Back in the village the mood had similarly lifted. Neighbours were out in front of their houses or strolling down the streets and the main square, to which the girls now took us, was an unexpected hive of activity. A handful of market stalls had unfolded for the evening, selling fruit and vegetables, meat, basic dried goods and hardware; a sweet shop was enjoying a brisk trade in ice cream; and a dozen or so children were running, screaming, around a playground in the centre of the square. We bought the girls an ice cream each and sat with them to once again take in the scene. The dusty-dry streets and harsh concrete blocks were still there but barely noticed in the wonderful glow of the evening sun, now slanting almost horizontally into our eyes.
There was a further surprise waiting for us when we returned to Mohamed’s house. A donkey was standing hobbled outside the gate – it tripped itself up in moving away as we approached – and inside, cross-legged on the floor and filling the room with the thick woollen coat that flowed over him, was the old man in Berber dress that we had seen earlier. This was Zainab’s father – I don’t think we were told his name – and he had come into the village to join us for dinner.
Due deference was given to the old gentleman who looked ancient but might have been in his late fifties or sixty. He sat bolt upright with his hands folded over each other in his lap and observed us with piercing blue eyes, smiling broadly with an open mouth that revealed his two remaining teeth. His face was weathered and stubbled and wires of grey hair poked out from under his keffiyeh, his blue and red chequered headdress, held in place with a red cloth braid. He shook our hands with a limp grip and we exchanged “Salams” before joining him on the floor.
Then, almost immediately, dinner was served. Zainab presented Mohamed with a large, shallow bowl which he lowered onto a leather cushion in the centre of the room. It was piled high with steaming couscous and over the top spilled a stew of vegetables and fatty meat. We were invited to start eating, as the old gentleman had already done, clawing couscous with his right hand, squeezing it into a ball and cupping it into his mouth. Mohamed did the same while Zainab pulled lumps of meat from the top of the pile, ripped them apart and fed them to her father.

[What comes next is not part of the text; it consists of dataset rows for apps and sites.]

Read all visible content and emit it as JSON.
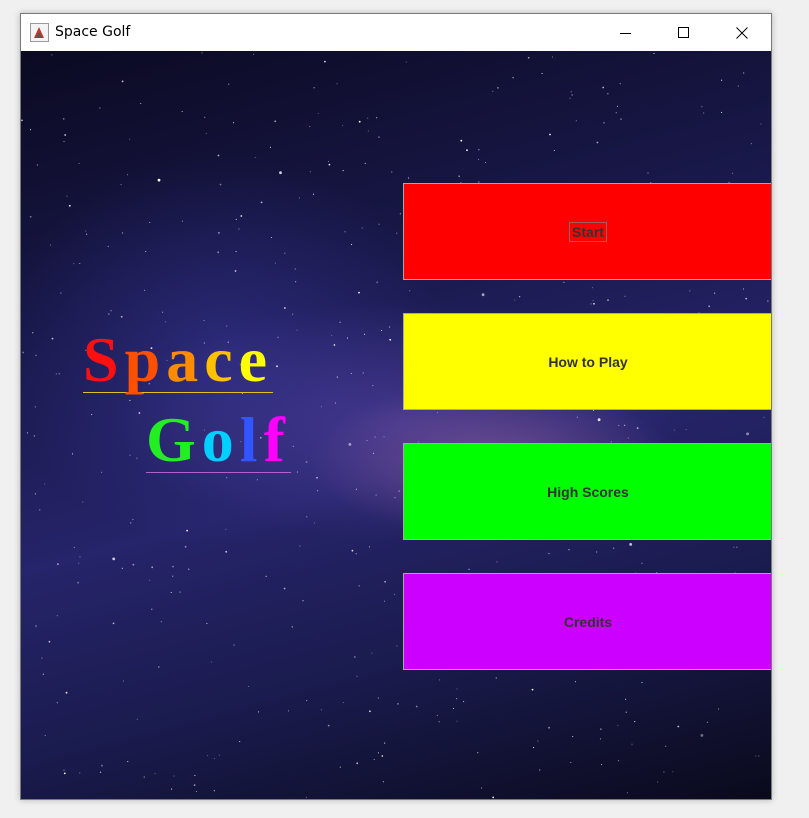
{
  "window": {
    "title": "Space Golf",
    "controls": [
      "minimize-icon",
      "maximize-icon",
      "close-icon"
    ]
  },
  "logo": {
    "line1": [
      "S",
      "p",
      "a",
      "c",
      "e"
    ],
    "line2": [
      "G",
      "o",
      "l",
      "f"
    ],
    "line1_colors": [
      "#ff1010",
      "#ff5000",
      "#ff8c00",
      "#ffc000",
      "#ffff00"
    ],
    "line2_colors": [
      "#22ee22",
      "#00d0ff",
      "#3355ff",
      "#ff00ff"
    ]
  },
  "menu": {
    "buttons": [
      {
        "label": "Start",
        "color": "#ff0000",
        "focused": true
      },
      {
        "label": "How to Play",
        "color": "#ffff00",
        "focused": false
      },
      {
        "label": "High Scores",
        "color": "#00ff00",
        "focused": false
      },
      {
        "label": "Credits",
        "color": "#cc00ff",
        "focused": false
      }
    ]
  }
}
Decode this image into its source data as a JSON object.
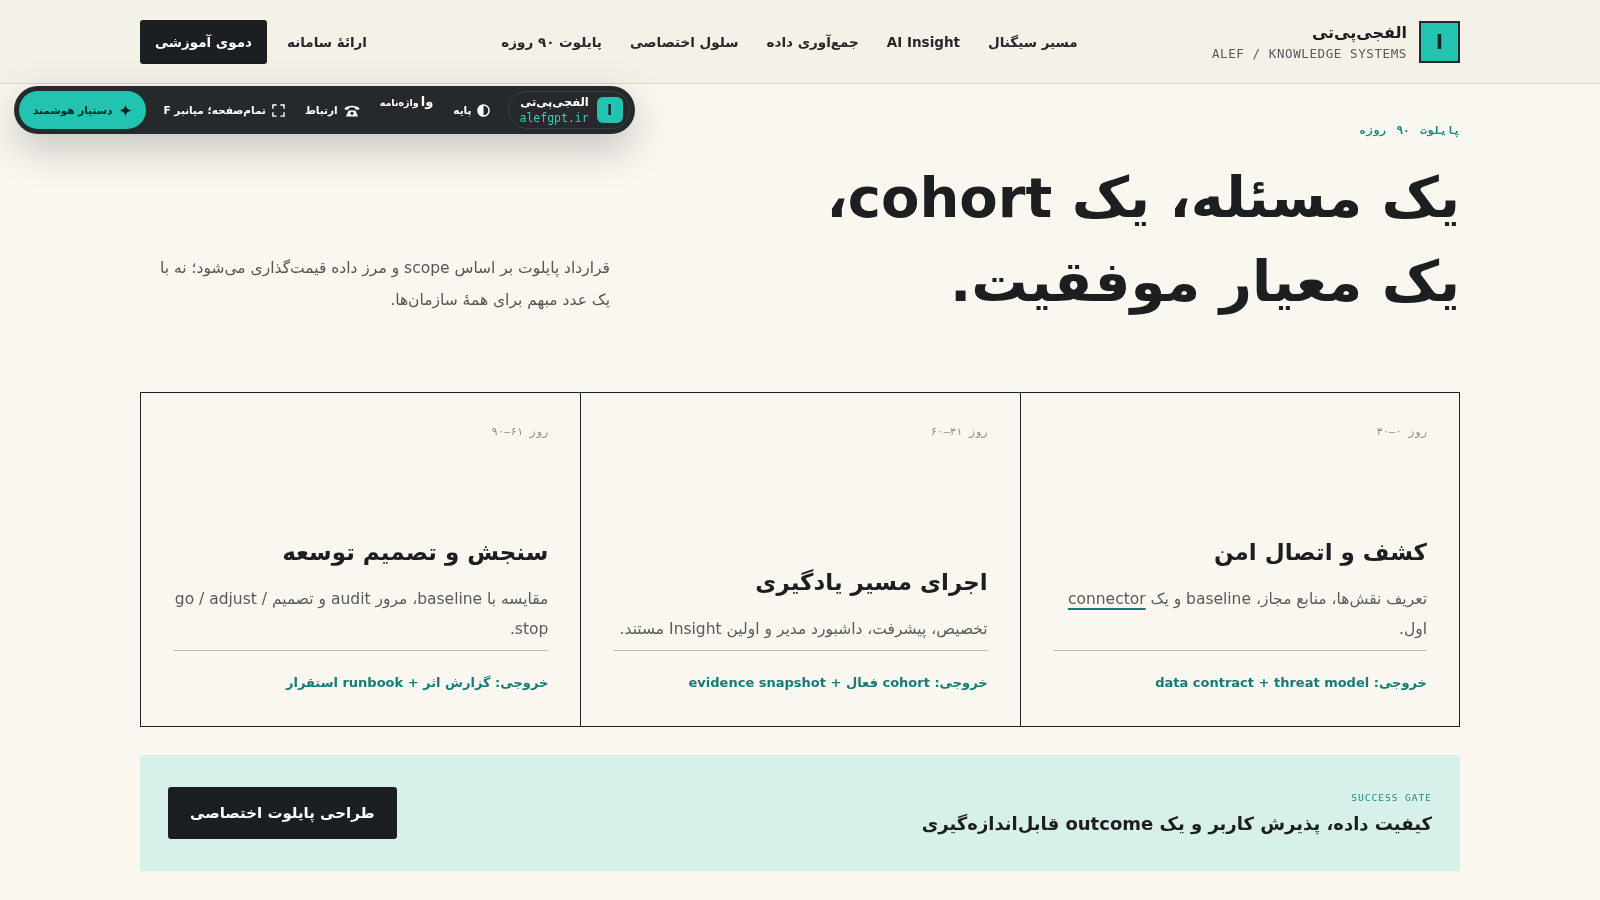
{
  "header": {
    "brand": {
      "logo": "ا",
      "name": "الفجی‌پی‌تی",
      "tagline": "ALEF / KNOWLEDGE SYSTEMS"
    },
    "nav": [
      {
        "label": "مسیر سیگنال"
      },
      {
        "label": "AI Insight"
      },
      {
        "label": "جمع‌آوری داده"
      },
      {
        "label": "سلول اختصاصی"
      },
      {
        "label": "پایلوت ۹۰ روزه"
      }
    ],
    "link": "ارائهٔ سامانه",
    "cta": "دموی آموزشی"
  },
  "toolbar": {
    "brand": {
      "logo": "ا",
      "name": "الفجی‌پی‌تی",
      "domain": "alefgpt.ir"
    },
    "theme": {
      "label": "پایه"
    },
    "glossary": {
      "glyph": "وا",
      "label": "واژه‌نامه"
    },
    "contact": {
      "label": "ارتباط"
    },
    "fullscreen": {
      "label": "تمام‌صفحه؛ میانبر F"
    },
    "assistant": {
      "label": "دستیار هوشمند"
    }
  },
  "hero": {
    "eyebrow": "پایلوت ۹۰ روزه",
    "headline": [
      "یک مسئله، یک cohort،",
      "یک معیار موفقیت."
    ],
    "lead": "قرارداد پایلوت بر اساس scope و مرز داده قیمت‌گذاری می‌شود؛ نه با یک عدد مبهم برای همهٔ سازمان‌ها."
  },
  "phases": [
    {
      "days": "روز ۰–۳۰",
      "title": "کشف و اتصال امن",
      "description": [
        {
          "kind": "text",
          "text": "تعریف نقش‌ها، منابع مجاز، baseline و یک "
        },
        {
          "kind": "link",
          "text": "connector"
        },
        {
          "kind": "text",
          "text": " اول."
        }
      ],
      "output": "خروجی: data contract + threat model"
    },
    {
      "days": "روز ۳۱–۶۰",
      "title": "اجرای مسیر یادگیری",
      "description": [
        {
          "kind": "text",
          "text": "تخصیص، پیشرفت، داشبورد مدیر و اولین Insight مستند."
        }
      ],
      "output": "خروجی: cohort فعال + evidence snapshot"
    },
    {
      "days": "روز ۶۱–۹۰",
      "title": "سنجش و تصمیم توسعه",
      "description": [
        {
          "kind": "text",
          "text": "مقایسه با baseline، مرور audit و تصمیم go / adjust / stop."
        }
      ],
      "output": "خروجی: گزارش اثر + runbook استقرار"
    }
  ],
  "success_gate": {
    "eyebrow": "SUCCESS GATE",
    "title": "کیفیت داده، پذیرش کاربر و یک outcome قابل‌اندازه‌گیری",
    "cta": "طراحی پایلوت اختصاصی"
  }
}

Seeing our hesitation, Mohamed suggested that we might like bowls, to which we agreed and, once provided, we filled them from the main pile and ate greedily as well.
The meat was probably goat and had a pungent, almost rancid smell and taste which discouraged us from eating too much. But the couscous and vegetables were delicious and the gravy in which they were cooked had a strong, herby taste which compensated for the meat. Drunk from the sudden inrush of food and relieved that our stay was turning out better than anticipated just a couple of hours ago, we plied the family with a stream of questions and observations that helped to keep the conversation going for much of the rest of the evening.